++++ Data for analysis

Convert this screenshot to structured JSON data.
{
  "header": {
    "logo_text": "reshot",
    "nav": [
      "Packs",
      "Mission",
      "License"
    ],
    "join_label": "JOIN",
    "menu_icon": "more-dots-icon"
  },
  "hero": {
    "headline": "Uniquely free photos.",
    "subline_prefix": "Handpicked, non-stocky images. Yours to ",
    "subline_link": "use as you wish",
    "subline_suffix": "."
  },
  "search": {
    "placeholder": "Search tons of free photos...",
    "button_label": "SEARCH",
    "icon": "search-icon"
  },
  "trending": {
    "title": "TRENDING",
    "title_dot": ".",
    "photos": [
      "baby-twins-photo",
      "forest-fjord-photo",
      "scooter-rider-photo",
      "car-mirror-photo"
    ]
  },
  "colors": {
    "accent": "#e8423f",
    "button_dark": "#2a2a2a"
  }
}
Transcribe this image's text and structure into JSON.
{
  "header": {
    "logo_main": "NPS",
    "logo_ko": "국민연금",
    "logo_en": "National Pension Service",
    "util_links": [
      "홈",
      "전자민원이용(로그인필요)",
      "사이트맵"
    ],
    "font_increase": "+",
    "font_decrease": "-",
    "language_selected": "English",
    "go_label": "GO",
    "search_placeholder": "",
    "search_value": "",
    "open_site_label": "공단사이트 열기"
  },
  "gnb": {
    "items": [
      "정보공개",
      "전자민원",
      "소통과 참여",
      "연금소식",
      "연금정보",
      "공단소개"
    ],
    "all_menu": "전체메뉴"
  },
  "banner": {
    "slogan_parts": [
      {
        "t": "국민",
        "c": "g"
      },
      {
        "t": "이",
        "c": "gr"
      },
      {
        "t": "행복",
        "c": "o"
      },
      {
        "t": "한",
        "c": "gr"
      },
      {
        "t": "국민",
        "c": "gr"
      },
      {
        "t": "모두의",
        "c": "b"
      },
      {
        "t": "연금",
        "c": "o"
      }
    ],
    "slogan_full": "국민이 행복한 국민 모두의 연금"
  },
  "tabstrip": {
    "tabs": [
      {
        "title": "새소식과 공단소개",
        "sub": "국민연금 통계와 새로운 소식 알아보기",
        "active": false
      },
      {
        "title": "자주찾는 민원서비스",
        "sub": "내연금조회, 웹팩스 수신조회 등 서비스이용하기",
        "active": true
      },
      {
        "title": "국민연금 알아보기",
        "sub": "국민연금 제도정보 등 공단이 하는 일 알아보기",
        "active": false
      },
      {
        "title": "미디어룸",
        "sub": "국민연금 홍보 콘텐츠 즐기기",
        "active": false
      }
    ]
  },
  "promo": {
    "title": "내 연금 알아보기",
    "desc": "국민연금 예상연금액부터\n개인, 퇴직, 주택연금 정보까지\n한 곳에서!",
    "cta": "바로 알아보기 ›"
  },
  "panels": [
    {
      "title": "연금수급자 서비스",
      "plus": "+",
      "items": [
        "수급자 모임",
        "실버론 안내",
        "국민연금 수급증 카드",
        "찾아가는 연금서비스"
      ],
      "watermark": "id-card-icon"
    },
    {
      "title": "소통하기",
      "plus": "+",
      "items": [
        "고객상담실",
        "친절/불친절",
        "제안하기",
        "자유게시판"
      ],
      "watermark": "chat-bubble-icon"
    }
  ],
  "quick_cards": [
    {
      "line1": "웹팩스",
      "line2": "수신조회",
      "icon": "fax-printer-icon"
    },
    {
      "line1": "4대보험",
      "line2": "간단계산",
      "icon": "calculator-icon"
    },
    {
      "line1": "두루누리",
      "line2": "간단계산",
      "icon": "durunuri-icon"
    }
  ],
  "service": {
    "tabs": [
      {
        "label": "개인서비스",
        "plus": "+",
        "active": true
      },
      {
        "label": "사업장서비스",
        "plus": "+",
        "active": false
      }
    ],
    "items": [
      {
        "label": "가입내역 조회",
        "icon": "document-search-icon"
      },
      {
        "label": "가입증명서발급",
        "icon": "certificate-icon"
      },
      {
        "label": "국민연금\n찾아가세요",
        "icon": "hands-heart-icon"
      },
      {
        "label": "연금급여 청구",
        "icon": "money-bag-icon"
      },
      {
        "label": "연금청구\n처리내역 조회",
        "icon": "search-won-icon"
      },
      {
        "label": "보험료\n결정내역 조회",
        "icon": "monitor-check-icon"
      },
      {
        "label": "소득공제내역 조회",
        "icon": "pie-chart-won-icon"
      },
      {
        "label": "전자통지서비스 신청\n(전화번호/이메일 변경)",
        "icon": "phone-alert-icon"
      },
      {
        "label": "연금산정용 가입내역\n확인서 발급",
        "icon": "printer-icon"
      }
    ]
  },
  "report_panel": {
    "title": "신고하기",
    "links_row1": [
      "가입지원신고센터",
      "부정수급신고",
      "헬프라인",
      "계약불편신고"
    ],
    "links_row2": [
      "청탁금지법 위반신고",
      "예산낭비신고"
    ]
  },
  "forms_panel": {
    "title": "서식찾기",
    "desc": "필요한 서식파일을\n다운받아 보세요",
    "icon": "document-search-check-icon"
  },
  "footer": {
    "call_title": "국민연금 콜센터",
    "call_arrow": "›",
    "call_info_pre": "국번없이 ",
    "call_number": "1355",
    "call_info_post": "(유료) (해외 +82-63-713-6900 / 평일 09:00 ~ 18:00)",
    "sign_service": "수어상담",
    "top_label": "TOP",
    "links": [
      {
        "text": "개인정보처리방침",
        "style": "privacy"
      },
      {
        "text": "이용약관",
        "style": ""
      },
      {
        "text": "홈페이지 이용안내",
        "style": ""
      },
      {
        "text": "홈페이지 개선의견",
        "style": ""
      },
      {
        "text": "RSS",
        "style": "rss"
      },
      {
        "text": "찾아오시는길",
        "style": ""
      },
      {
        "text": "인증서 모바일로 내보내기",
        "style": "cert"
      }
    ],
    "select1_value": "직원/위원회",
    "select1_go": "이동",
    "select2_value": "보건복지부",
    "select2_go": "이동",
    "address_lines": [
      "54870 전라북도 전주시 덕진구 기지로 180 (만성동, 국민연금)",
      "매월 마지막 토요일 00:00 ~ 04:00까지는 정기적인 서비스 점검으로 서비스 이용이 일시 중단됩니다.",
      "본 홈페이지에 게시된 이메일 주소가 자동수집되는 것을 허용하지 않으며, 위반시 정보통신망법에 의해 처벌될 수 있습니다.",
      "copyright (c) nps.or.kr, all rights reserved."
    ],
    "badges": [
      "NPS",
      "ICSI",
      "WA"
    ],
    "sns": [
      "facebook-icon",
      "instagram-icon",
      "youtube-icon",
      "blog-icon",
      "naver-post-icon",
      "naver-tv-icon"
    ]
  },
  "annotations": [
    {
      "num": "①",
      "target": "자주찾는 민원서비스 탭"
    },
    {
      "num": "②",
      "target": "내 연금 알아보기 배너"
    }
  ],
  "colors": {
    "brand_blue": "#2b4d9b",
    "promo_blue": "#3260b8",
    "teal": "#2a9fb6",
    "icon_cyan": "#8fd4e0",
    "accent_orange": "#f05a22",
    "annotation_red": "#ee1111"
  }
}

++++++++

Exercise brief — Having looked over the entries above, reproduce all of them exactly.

Solution —
Convert this screenshot to structured JSON data.
{
  "header": {
    "logo_text": "reshot",
    "nav": [
      "Packs",
      "Mission",
      "License"
    ],
    "join_label": "JOIN",
    "menu_icon": "more-dots-icon"
  },
  "hero": {
    "headline": "Uniquely free photos.",
    "subline_prefix": "Handpicked, non-stocky images. Yours to ",
    "subline_link": "use as you wish",
    "subline_suffix": "."
  },
  "search": {
    "placeholder": "Search tons of free photos...",
    "button_label": "SEARCH",
    "icon": "search-icon"
  },
  "trending": {
    "title": "TRENDING",
    "title_dot": ".",
    "photos": [
      "baby-twins-photo",
      "forest-fjord-photo",
      "scooter-rider-photo",
      "car-mirror-photo"
    ]
  },
  "colors": {
    "accent": "#e8423f",
    "button_dark": "#2a2a2a"
  }
}
Transcribe this image's text and structure into JSON.
{
  "header": {
    "logo_main": "NPS",
    "logo_ko": "국민연금",
    "logo_en": "National Pension Service",
    "util_links": [
      "홈",
      "전자민원이용(로그인필요)",
      "사이트맵"
    ],
    "font_increase": "+",
    "font_decrease": "-",
    "language_selected": "English",
    "go_label": "GO",
    "search_placeholder": "",
    "search_value": "",
    "open_site_label": "공단사이트 열기"
  },
  "gnb": {
    "items": [
      "정보공개",
      "전자민원",
      "소통과 참여",
      "연금소식",
      "연금정보",
      "공단소개"
    ],
    "all_menu": "전체메뉴"
  },
  "banner": {
    "slogan_parts": [
      {
        "t": "국민",
        "c": "g"
      },
      {
        "t": "이",
        "c": "gr"
      },
      {
        "t": "행복",
        "c": "o"
      },
      {
        "t": "한",
        "c": "gr"
      },
      {
        "t": "국민",
        "c": "gr"
      },
      {
        "t": "모두의",
        "c": "b"
      },
      {
        "t": "연금",
        "c": "o"
      }
    ],
    "slogan_full": "국민이 행복한 국민 모두의 연금"
  },
  "tabstrip": {
    "tabs": [
      {
        "title": "새소식과 공단소개",
        "sub": "국민연금 통계와 새로운 소식 알아보기",
        "active": false
      },
      {
        "title": "자주찾는 민원서비스",
        "sub": "내연금조회, 웹팩스 수신조회 등 서비스이용하기",
        "active": true
      },
      {
        "title": "국민연금 알아보기",
        "sub": "국민연금 제도정보 등 공단이 하는 일 알아보기",
        "active": false
      },
      {
        "title": "미디어룸",
        "sub": "국민연금 홍보 콘텐츠 즐기기",
        "active": false
      }
    ]
  },
  "promo": {
    "title": "내 연금 알아보기",
    "desc": "국민연금 예상연금액부터\n개인, 퇴직, 주택연금 정보까지\n한 곳에서!",
    "cta": "바로 알아보기 ›"
  },
  "panels": [
    {
      "title": "연금수급자 서비스",
      "plus": "+",
      "items": [
        "수급자 모임",
        "실버론 안내",
        "국민연금 수급증 카드",
        "찾아가는 연금서비스"
      ],
      "watermark": "id-card-icon"
    },
    {
      "title": "소통하기",
      "plus": "+",
      "items": [
        "고객상담실",
        "친절/불친절",
        "제안하기",
        "자유게시판"
      ],
      "watermark": "chat-bubble-icon"
    }
  ],
  "quick_cards": [
    {
      "line1": "웹팩스",
      "line2": "수신조회",
      "icon": "fax-printer-icon"
    },
    {
      "line1": "4대보험",
      "line2": "간단계산",
      "icon": "calculator-icon"
    },
    {
      "line1": "두루누리",
      "line2": "간단계산",
      "icon": "durunuri-icon"
    }
  ],
  "service": {
    "tabs": [
      {
        "label": "개인서비스",
        "plus": "+",
        "active": true
      },
      {
        "label": "사업장서비스",
        "plus": "+",
        "active": false
      }
    ],
    "items": [
      {
        "label": "가입내역 조회",
        "icon": "document-search-icon"
      },
      {
        "label": "가입증명서발급",
        "icon": "certificate-icon"
      },
      {
        "label": "국민연금\n찾아가세요",
        "icon": "hands-heart-icon"
      },
      {
        "label": "연금급여 청구",
        "icon": "money-bag-icon"
      },
      {
        "label": "연금청구\n처리내역 조회",
        "icon": "search-won-icon"
      },
      {
        "label": "보험료\n결정내역 조회",
        "icon": "monitor-check-icon"
      },
      {
        "label": "소득공제내역 조회",
        "icon": "pie-chart-won-icon"
      },
      {
        "label": "전자통지서비스 신청\n(전화번호/이메일 변경)",
        "icon": "phone-alert-icon"
      },
      {
        "label": "연금산정용 가입내역\n확인서 발급",
        "icon": "printer-icon"
      }
    ]
  },
  "report_panel": {
    "title": "신고하기",
    "links_row1": [
      "가입지원신고센터",
      "부정수급신고",
      "헬프라인",
      "계약불편신고"
    ],
    "links_row2": [
      "청탁금지법 위반신고",
      "예산낭비신고"
    ]
  },
  "forms_panel": {
    "title": "서식찾기",
    "desc": "필요한 서식파일을\n다운받아 보세요",
    "icon": "document-search-check-icon"
  },
  "footer": {
    "call_title": "국민연금 콜센터",
    "call_arrow": "›",
    "call_info_pre": "국번없이 ",
    "call_number": "1355",
    "call_info_post": "(유료) (해외 +82-63-713-6900 / 평일 09:00 ~ 18:00)",
    "sign_service": "수어상담",
    "top_label": "TOP",
    "links": [
      {
        "text": "개인정보처리방침",
        "style": "privacy"
      },
      {
        "text": "이용약관",
        "style": ""
      },
      {
        "text": "홈페이지 이용안내",
        "style": ""
      },
      {
        "text": "홈페이지 개선의견",
        "style": ""
      },
      {
        "text": "RSS",
        "style": "rss"
      },
      {
        "text": "찾아오시는길",
        "style": ""
      },
      {
        "text": "인증서 모바일로 내보내기",
        "style": "cert"
      }
    ],
    "select1_value": "직원/위원회",
    "select1_go": "이동",
    "select2_value": "보건복지부",
    "select2_go": "이동",
    "address_lines": [
      "54870 전라북도 전주시 덕진구 기지로 180 (만성동, 국민연금)",
      "매월 마지막 토요일 00:00 ~ 04:00까지는 정기적인 서비스 점검으로 서비스 이용이 일시 중단됩니다.",
      "본 홈페이지에 게시된 이메일 주소가 자동수집되는 것을 허용하지 않으며, 위반시 정보통신망법에 의해 처벌될 수 있습니다.",
      "copyright (c) nps.or.kr, all rights reserved."
    ],
    "badges": [
      "NPS",
      "ICSI",
      "WA"
    ],
    "sns": [
      "facebook-icon",
      "instagram-icon",
      "youtube-icon",
      "blog-icon",
      "naver-post-icon",
      "naver-tv-icon"
    ]
  },
  "annotations": [
    {
      "num": "①",
      "target": "자주찾는 민원서비스 탭"
    },
    {
      "num": "②",
      "target": "내 연금 알아보기 배너"
    }
  ],
  "colors": {
    "brand_blue": "#2b4d9b",
    "promo_blue": "#3260b8",
    "teal": "#2a9fb6",
    "icon_cyan": "#8fd4e0",
    "accent_orange": "#f05a22",
    "annotation_red": "#ee1111"
  }
}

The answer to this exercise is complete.